# Available records
----------------

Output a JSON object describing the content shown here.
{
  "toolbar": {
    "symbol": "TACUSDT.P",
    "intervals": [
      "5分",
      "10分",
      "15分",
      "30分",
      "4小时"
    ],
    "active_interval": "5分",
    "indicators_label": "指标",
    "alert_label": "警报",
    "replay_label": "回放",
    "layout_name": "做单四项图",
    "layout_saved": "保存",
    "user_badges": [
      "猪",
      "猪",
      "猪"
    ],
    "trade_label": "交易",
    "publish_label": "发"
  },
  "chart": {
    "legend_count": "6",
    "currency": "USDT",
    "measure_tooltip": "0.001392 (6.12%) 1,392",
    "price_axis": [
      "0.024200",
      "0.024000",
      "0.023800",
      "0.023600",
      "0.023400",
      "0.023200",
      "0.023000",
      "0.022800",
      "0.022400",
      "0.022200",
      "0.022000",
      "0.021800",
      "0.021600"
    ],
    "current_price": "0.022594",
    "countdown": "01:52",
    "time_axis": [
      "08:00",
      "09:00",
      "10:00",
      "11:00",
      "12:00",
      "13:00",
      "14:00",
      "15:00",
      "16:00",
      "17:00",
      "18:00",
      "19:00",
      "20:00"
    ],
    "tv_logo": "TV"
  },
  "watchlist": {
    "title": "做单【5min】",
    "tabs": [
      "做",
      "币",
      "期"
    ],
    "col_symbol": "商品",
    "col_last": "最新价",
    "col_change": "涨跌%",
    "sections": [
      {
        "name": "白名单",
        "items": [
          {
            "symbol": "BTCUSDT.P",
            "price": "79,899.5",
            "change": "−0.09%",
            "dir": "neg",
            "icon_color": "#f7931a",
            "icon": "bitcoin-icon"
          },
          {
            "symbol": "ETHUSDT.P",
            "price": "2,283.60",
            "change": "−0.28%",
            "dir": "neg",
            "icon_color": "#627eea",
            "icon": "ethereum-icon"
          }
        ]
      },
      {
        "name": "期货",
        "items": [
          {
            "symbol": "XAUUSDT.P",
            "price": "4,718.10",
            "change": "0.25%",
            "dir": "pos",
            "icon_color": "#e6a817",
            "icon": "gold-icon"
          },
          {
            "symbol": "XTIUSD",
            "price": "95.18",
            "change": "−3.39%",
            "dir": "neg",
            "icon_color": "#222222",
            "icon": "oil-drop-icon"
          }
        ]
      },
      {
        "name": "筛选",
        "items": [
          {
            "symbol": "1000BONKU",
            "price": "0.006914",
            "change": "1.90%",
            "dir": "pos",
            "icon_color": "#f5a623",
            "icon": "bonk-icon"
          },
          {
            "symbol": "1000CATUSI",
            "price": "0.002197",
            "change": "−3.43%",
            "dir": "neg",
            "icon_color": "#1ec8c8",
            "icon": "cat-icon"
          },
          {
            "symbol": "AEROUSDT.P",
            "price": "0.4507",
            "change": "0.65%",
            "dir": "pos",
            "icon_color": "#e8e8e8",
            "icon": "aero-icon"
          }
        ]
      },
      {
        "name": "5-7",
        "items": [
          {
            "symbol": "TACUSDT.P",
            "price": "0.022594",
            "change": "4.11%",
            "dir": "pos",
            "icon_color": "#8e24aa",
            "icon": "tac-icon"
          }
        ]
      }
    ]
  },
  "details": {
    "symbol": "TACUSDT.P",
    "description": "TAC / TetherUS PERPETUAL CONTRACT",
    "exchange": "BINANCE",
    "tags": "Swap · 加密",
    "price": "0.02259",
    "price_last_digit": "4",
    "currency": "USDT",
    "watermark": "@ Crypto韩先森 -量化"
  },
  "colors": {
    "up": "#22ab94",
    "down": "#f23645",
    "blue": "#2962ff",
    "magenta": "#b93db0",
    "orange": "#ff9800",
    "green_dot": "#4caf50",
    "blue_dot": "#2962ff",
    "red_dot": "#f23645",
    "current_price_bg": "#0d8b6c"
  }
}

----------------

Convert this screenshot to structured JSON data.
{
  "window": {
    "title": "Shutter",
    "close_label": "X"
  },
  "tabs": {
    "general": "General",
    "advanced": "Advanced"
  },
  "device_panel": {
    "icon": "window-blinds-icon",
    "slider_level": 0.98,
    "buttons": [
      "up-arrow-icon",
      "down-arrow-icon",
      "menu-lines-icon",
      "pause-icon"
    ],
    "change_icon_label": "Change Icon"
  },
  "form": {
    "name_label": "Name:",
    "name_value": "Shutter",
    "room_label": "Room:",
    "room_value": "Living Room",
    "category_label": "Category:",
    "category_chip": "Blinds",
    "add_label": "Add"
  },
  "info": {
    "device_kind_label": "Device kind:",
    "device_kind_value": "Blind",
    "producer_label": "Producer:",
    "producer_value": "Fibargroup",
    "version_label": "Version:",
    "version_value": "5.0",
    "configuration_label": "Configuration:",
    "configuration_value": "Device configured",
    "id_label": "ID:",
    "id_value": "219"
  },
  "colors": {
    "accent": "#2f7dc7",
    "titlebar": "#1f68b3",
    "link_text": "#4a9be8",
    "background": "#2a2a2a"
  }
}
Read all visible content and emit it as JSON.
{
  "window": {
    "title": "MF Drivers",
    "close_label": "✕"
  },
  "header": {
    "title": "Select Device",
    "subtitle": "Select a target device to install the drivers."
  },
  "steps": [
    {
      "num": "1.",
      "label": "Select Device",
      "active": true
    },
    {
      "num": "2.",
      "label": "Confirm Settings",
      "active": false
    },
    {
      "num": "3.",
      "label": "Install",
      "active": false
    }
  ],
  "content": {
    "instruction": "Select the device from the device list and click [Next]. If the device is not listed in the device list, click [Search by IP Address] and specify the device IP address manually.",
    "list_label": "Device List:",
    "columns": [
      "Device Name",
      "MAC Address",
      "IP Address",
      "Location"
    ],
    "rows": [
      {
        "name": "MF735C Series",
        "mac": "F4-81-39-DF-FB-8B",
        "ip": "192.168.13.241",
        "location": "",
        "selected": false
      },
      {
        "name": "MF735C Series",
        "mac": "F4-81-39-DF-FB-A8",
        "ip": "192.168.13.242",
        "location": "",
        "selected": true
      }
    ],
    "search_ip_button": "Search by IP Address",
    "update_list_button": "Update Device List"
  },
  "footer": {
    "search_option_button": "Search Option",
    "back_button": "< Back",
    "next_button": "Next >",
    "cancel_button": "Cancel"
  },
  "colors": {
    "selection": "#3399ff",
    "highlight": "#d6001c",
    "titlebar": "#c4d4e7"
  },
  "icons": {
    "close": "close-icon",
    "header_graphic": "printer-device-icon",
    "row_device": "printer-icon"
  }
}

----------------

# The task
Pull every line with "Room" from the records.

# Answer
    "room_label": "Room:",
    "room_value": "Living Room",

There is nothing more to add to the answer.